Reviewed by Bobbie Xuereb
Library Assistant II, Kensington-Normal Heights Branch Library
San Diego Union-Tribune, February 3, 2019
Author Megan Bannen gives us a wonderful historical fiction that is set during the Mongol Empire in 1280. Jinghua is a slave in the Kipchak Khanate, and a girl with many secrets. When the Khanate is invaded, she chooses to flee, disguised as a boy, with the exiled Khan Timur and his youngest son, Prince Khalaf. The story is woven around a contest of three riddles to win the hand of the cold princess Turandokht, the beautiful, heartless daughter of the Great Khan, and the struggle for power. A retelling of the opera “Turandot,” the story unfolds with mystery and suspense and romance and danger. Enjoy the time travel in this beautifully written debut young-adult novel, and if you are like me, maybe you will even try to see the opera sometime.

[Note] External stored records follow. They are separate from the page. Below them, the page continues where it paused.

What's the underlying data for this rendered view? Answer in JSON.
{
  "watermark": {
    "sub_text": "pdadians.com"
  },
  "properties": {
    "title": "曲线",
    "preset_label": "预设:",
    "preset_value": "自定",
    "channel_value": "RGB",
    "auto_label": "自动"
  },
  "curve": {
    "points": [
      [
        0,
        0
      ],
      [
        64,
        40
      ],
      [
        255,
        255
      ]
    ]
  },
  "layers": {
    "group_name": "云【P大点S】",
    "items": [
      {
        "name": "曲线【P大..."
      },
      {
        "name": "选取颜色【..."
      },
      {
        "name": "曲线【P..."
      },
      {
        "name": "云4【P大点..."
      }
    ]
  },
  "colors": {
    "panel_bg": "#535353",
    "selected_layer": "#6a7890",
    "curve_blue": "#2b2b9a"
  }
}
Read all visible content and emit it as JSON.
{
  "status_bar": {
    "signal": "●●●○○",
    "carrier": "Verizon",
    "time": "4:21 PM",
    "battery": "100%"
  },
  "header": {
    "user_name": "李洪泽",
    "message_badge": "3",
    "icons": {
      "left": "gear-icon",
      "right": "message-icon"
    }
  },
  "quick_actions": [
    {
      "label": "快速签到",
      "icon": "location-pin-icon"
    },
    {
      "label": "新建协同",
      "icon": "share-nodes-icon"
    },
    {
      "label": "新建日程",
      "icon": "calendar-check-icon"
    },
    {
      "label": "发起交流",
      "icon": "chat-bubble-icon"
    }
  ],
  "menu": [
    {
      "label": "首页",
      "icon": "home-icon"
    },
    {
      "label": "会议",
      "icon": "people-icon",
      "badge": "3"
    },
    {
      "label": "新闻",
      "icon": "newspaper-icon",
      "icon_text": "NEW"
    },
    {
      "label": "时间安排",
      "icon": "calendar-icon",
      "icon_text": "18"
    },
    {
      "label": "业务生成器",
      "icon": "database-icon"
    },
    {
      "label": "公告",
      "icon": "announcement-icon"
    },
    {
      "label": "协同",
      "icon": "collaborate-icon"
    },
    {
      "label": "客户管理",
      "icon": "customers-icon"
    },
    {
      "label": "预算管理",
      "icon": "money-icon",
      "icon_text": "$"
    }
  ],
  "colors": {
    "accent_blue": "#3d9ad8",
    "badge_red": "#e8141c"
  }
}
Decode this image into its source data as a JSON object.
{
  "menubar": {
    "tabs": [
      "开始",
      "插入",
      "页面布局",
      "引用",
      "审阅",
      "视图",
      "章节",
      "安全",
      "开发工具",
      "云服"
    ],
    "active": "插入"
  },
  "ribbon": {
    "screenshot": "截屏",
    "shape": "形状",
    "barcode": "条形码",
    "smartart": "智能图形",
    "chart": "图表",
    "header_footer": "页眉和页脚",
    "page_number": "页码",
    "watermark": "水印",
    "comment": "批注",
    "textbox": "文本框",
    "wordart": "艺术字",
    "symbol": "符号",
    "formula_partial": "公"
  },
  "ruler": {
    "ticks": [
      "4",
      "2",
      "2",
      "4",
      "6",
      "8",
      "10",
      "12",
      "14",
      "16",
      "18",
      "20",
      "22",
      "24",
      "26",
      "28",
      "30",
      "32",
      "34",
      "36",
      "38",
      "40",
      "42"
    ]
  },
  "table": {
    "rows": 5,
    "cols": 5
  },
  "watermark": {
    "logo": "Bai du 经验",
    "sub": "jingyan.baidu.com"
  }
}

Reviewed by Bernard Cayetano
Library Assistant II, Skyline Hills Branch Library
San Diego Union-Tribune, January 20, 2019
Author Robin Sharma brings us these most exquisite fables from the highest elevation of the Himalayas, where the Sages of Sivana live, to share the wisdom passed down to them from 5,000 years ago. Even the wisest of all monks know that life’s greatest secret is simplicity. Each fable provides delightful experiences we can taste in our soul, cultivated by the garden of our minds. If you’re ready to explore the gift of living, give up your busy life and make time for priorities like yourself. As the book says, not giving yourself time is like, “driving a car and not stopping for gas because you’re too busy driving.
Reviewed by Peggy Goings
Library Assistant I, Mountain View/Beckwourth Branch Library
San Diego Union-Tribune, January 6, 2019
Salad or dessert? Sparkling inheritance or toxic curse? Allie Rowbottom’s new memoir interweaves the tale of Jell-O gelatin in the American diet with family history as heir to the Jell-O fortune. This surprisingly feminist tract is ultimately a mother-daughter story. In excavating her mother’s story, Rowbottom reveals the curse of Jell-O’s allure. Read this delicious book for yourself, but the stomachache left behind? It is patriarchy.